Many times, you might have your sumifs formula as part of a larger dataset and you or another user might end up filtering that data. Depending on the syntax of your formula, this can actually cause errors in your results. This generally happens when your formula is linked to another worksheet or workbook. However, it can happen even if data is on the same tab!
The error comes when your criteria is on the same worksheet as the formula, but you still reference the worksheet. That may sound strange so let’s examine the following example:
In the formula, you can see that I’ve referenced data on another tab for my sum range and criteria range. However, when you navigate back to the tab to select the criteria to evaluate against, it puts that tabs name in front of the criteria input. You wouldn’t think this would be a big deal but, if you sort the data, your inputs can unarranged themselves. Let’s sort the list and take a look again:
Wow! If I handed this off to someone and they sorted my formulas, they may or may not catch that this formula has an error! I think this bug is on Microsoft’s radar and I would assume to see it resolved soon but it’s definitely something you should be on the lookout for if you’re working cross worksheet/workbook with your Excel sumif formulas.
Returning Greater Than/Less Than with Sumif Formulas

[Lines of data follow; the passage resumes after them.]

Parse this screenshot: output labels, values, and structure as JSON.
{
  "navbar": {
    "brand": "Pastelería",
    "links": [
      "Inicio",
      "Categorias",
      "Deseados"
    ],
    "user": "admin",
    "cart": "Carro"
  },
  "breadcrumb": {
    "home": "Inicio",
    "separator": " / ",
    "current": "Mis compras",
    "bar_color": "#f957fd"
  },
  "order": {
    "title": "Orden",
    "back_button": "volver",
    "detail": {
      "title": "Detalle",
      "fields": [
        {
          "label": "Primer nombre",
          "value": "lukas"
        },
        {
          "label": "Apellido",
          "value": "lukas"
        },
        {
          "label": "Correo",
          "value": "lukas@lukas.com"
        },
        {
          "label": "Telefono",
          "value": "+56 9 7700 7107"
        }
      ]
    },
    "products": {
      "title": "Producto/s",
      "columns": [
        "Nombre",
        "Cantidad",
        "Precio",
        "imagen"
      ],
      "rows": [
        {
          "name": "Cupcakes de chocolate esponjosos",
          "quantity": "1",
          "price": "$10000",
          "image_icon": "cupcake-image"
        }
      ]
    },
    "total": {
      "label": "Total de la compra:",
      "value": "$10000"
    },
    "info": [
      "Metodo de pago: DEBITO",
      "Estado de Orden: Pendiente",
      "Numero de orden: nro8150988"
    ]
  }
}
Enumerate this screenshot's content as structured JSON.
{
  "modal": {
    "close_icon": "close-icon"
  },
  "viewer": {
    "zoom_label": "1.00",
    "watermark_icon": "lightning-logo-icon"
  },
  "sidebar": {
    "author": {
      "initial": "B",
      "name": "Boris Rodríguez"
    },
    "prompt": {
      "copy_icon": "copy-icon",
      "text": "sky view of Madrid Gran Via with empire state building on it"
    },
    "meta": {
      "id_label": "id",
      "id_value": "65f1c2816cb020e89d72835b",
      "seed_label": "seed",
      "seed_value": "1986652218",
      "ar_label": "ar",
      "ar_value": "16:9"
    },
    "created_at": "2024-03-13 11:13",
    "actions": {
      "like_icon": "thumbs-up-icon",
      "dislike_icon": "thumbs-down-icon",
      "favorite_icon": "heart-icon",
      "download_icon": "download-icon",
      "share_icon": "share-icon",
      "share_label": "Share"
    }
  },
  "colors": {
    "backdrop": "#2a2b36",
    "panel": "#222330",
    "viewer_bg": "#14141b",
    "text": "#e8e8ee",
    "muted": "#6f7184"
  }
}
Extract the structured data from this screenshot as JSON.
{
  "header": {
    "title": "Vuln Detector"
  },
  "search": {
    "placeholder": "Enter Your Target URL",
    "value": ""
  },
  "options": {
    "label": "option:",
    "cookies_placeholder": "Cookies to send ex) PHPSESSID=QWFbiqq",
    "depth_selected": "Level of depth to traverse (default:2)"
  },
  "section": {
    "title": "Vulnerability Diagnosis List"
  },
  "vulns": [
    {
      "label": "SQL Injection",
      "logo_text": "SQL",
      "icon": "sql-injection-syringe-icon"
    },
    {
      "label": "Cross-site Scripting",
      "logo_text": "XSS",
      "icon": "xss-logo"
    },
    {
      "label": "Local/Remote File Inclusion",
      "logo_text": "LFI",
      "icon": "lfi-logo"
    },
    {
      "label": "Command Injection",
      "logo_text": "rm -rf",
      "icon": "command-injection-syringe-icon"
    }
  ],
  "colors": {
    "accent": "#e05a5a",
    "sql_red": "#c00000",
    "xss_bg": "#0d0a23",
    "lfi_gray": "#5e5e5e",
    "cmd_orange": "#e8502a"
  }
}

When I was first starting to do data analysis in Excel, nothing frustrated me more than having to evaluate sumif(s) and countif(s) formulas for greater than/less than criteria. For some reason, this was one of the hardest quirks for me to remember about Excel sumif formulas. When working with literal dates in a sumif formula, the date and greater than/less than (including the equals symbol if necessary) should be treated as a literal string.
What does that mean? In Layman’s terms, it means your text should be wrapped in quotation marks. So if you’re wanting to sum rows where a column date is greater than or equal to January 1st, 2017, you would have a formula that looks like this:
That’s pretty easy to understand when you’re typing the date into the formula itself. However, what if you want the date to be determined by what a user types into a cell? You’ll need to concatenate the string inside the formula with the cell. Again this may not make a ton of sense when read, so let’s take a look at an example:
The result of this is still the same, but the formula input is very different. Using the ampersand, we can join together the cell input and our symbol to make this formula a little more dynamic (Hint: you can use two cell inputs and allow the user to select the symbol and criteria as well). Just to be thorough and show that it is expecting a literal string, using the concatenate formula in place of the ampersand returns the same result:
I hope you’ve found this introduction to using the Excel sumif and sumifs formulas useful. If you have any questions or have any other “quirks” to add please drop them in the comments below. As always, you can get the workbook I used in my examples in the example files section of my site if you’re a free member.